▶ ASSIGNED TASK
If a line of the records contains the string "data", copy it out.

::: INFORMATION SHOWN

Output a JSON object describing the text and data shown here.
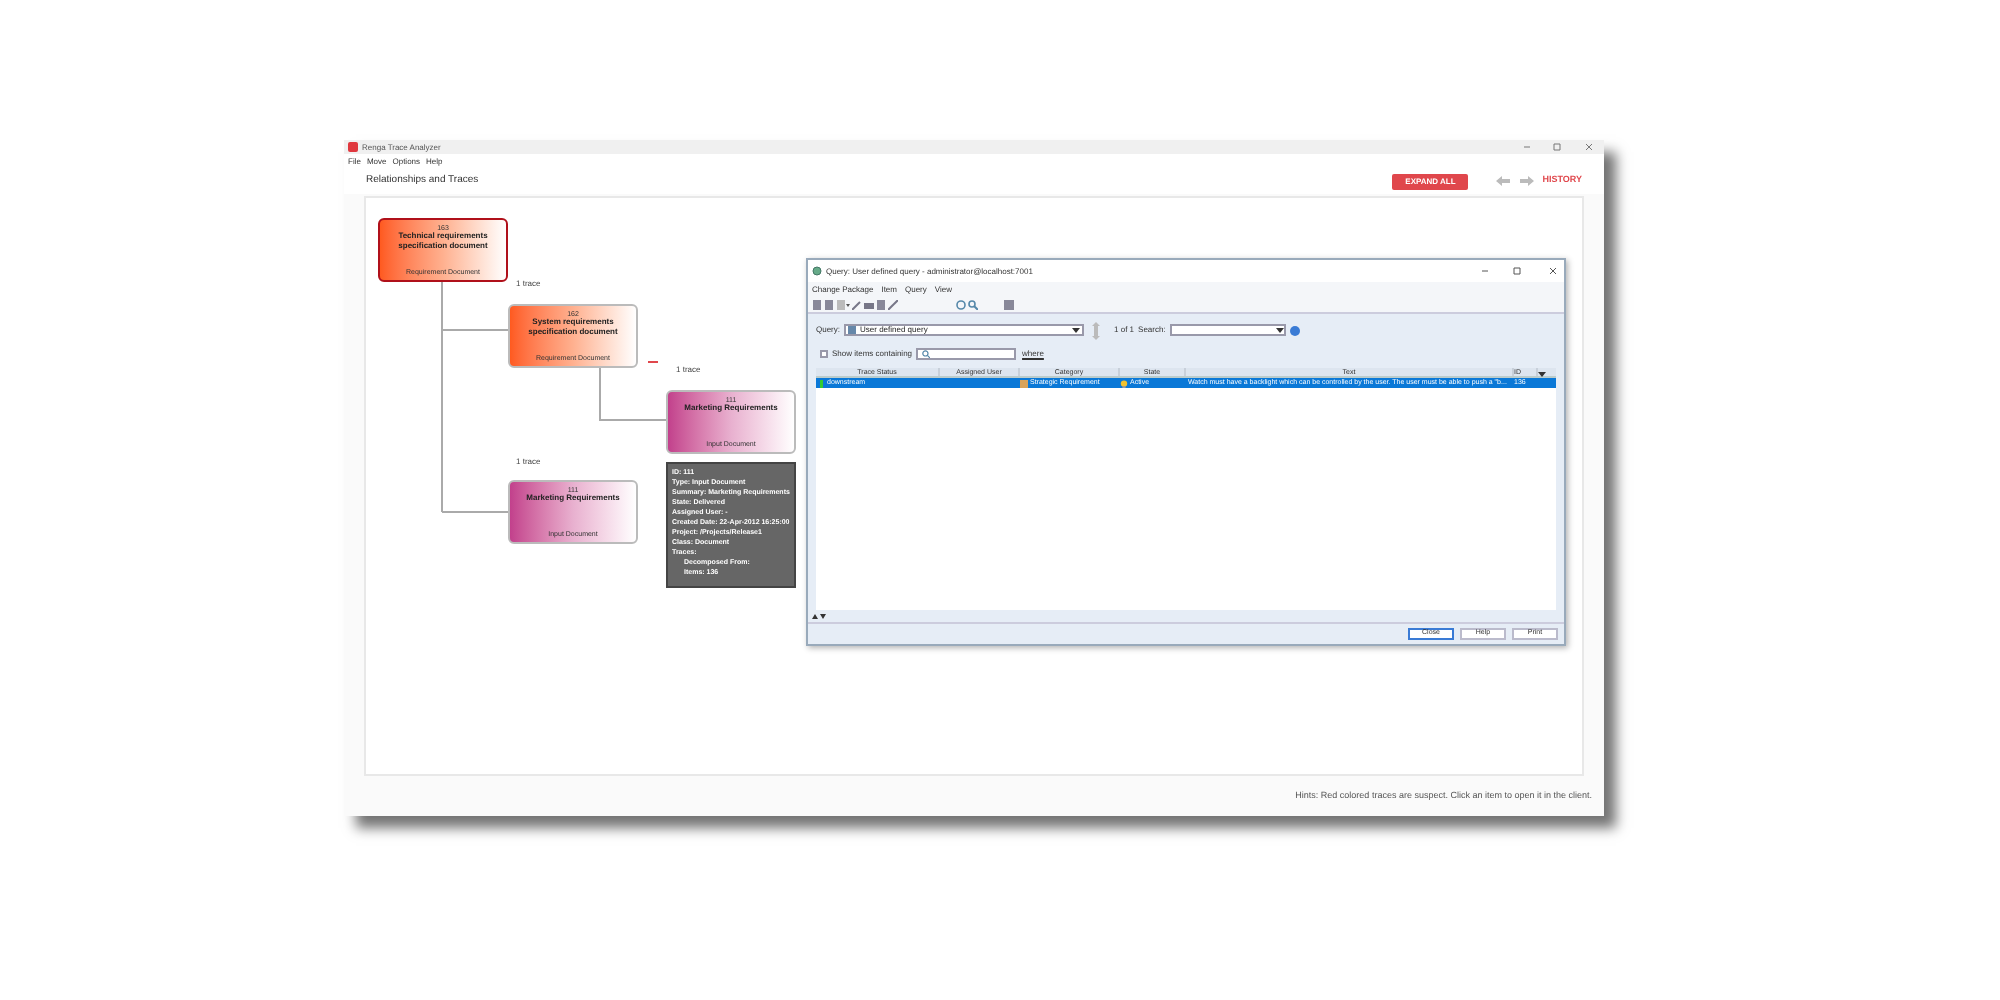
{
  "app": {
    "title": "Renga Trace Analyzer",
    "menu": [
      "File",
      "Move",
      "Options",
      "Help"
    ],
    "heading": "Relationships and Traces",
    "expand_button": "EXPAND ALL",
    "history_link": "HISTORY"
  },
  "nodes": [
    {
      "id": "163",
      "title": "Technical requirements specification document",
      "type": "Requirement Document",
      "kind": "requirement",
      "selected": true
    },
    {
      "id": "162",
      "title": "System requirements specification document",
      "type": "Requirement Document",
      "kind": "requirement",
      "selected": false
    },
    {
      "id": "111",
      "title": "Marketing Requirements",
      "type": "Input Document",
      "kind": "input",
      "selected": false
    },
    {
      "id": "111",
      "title": "Marketing Requirements",
      "type": "Input Document",
      "kind": "input",
      "selected": false
    }
  ],
  "trace_labels": [
    "1 trace",
    "1 trace",
    "1 trace"
  ],
  "tooltip": {
    "lines": [
      {
        "text": "ID: 111"
      },
      {
        "text": "Type: Input Document"
      },
      {
        "text": "Summary: Marketing Requirements"
      },
      {
        "text": "State: Delivered"
      },
      {
        "text": "Assigned User: -"
      },
      {
        "text": "Created Date: 22-Apr-2012 16:25:00"
      },
      {
        "text": "Project: /Projects/Release1"
      },
      {
        "text": "Class: Document"
      },
      {
        "text": "Traces:",
        "children": [
          {
            "text": "Decomposed From:"
          },
          {
            "text": "Items: 136"
          }
        ]
      }
    ]
  },
  "dialog": {
    "title": "Query: User defined query - administrator@localhost:7001",
    "menu": [
      "Change Package",
      "Item",
      "Query",
      "View"
    ],
    "query_label": "Query:",
    "query_value": "User defined query",
    "count": "1 of 1",
    "search_label": "Search:",
    "show_items": {
      "label": "Show items containing",
      "checked": false
    },
    "where_button": "where",
    "columns": [
      "Trace Status",
      "Assigned User",
      "Category",
      "State",
      "Text",
      "ID"
    ],
    "rows": [
      {
        "trace_status": "downstream",
        "category": "Strategic Requirement",
        "state": "Active",
        "text": "Watch must have a backlight which can be controlled by the user. The user must be able to push a \"b...",
        "id": "136",
        "selected": true
      }
    ],
    "buttons": [
      "Close",
      "Help",
      "Print"
    ]
  },
  "hints": "Hints: Red colored traces are suspect. Click an item to open it in the client."
}
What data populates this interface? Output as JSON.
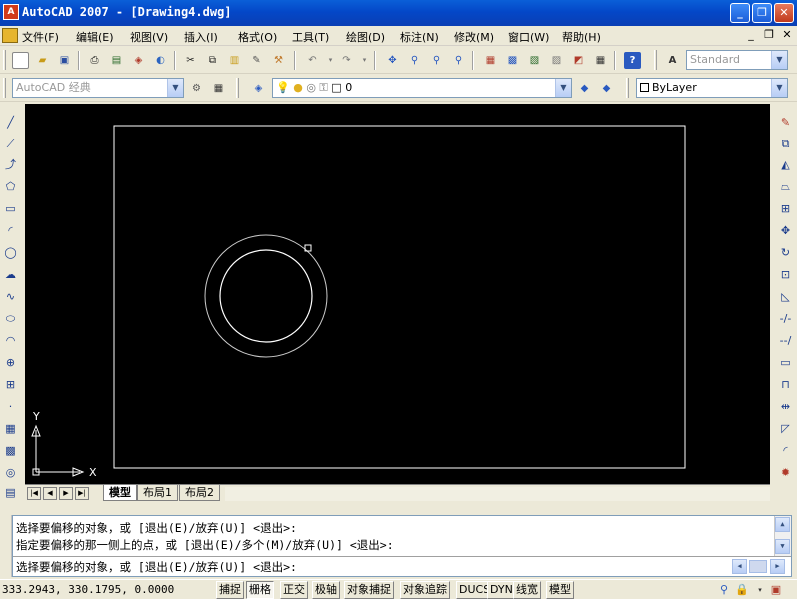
{
  "titlebar": {
    "title": "AutoCAD 2007 - [Drawing4.dwg]",
    "icon": "autocad-logo-icon",
    "minimize": "_",
    "restore": "❐",
    "close": "✕"
  },
  "menubar": {
    "items": [
      "文件(F)",
      "编辑(E)",
      "视图(V)",
      "插入(I)",
      "格式(O)",
      "工具(T)",
      "绘图(D)",
      "标注(N)",
      "修改(M)",
      "窗口(W)",
      "帮助(H)"
    ],
    "doc_minimize": "_",
    "doc_restore": "❐",
    "doc_close": "✕"
  },
  "toolbar": {
    "text_style": "Standard",
    "workspace": "AutoCAD 经典",
    "layer": "0",
    "color": "ByLayer"
  },
  "drawing": {
    "ucs_y": "Y",
    "ucs_x": "X",
    "background_color": "#000000",
    "entity_color": "#ffffff"
  },
  "tabs": {
    "items": [
      "模型",
      "布局1",
      "布局2"
    ],
    "active": "模型",
    "nav": [
      "|◀",
      "◀",
      "▶",
      "▶|"
    ]
  },
  "command": {
    "history": [
      "选择要偏移的对象，或 [退出(E)/放弃(U)] <退出>:",
      "指定要偏移的那一侧上的点，或 [退出(E)/多个(M)/放弃(U)] <退出>:"
    ],
    "prompt": "选择要偏移的对象，或 [退出(E)/放弃(U)] <退出>:"
  },
  "status": {
    "coords": "333.2943, 330.1795, 0.0000",
    "buttons": [
      {
        "label": "捕捉",
        "on": false
      },
      {
        "label": "栅格",
        "on": true
      },
      {
        "label": "正交",
        "on": false
      },
      {
        "label": "极轴",
        "on": false
      },
      {
        "label": "对象捕捉",
        "on": false
      },
      {
        "label": "对象追踪",
        "on": false
      },
      {
        "label": "DUCS",
        "on": false
      },
      {
        "label": "DYN",
        "on": false
      },
      {
        "label": "线宽",
        "on": false
      },
      {
        "label": "模型",
        "on": false
      }
    ]
  }
}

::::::

▶ FINISHED EXERCISE
Output a JSON object describing the text and data shown here.
What data populates this interface? Output as JSON.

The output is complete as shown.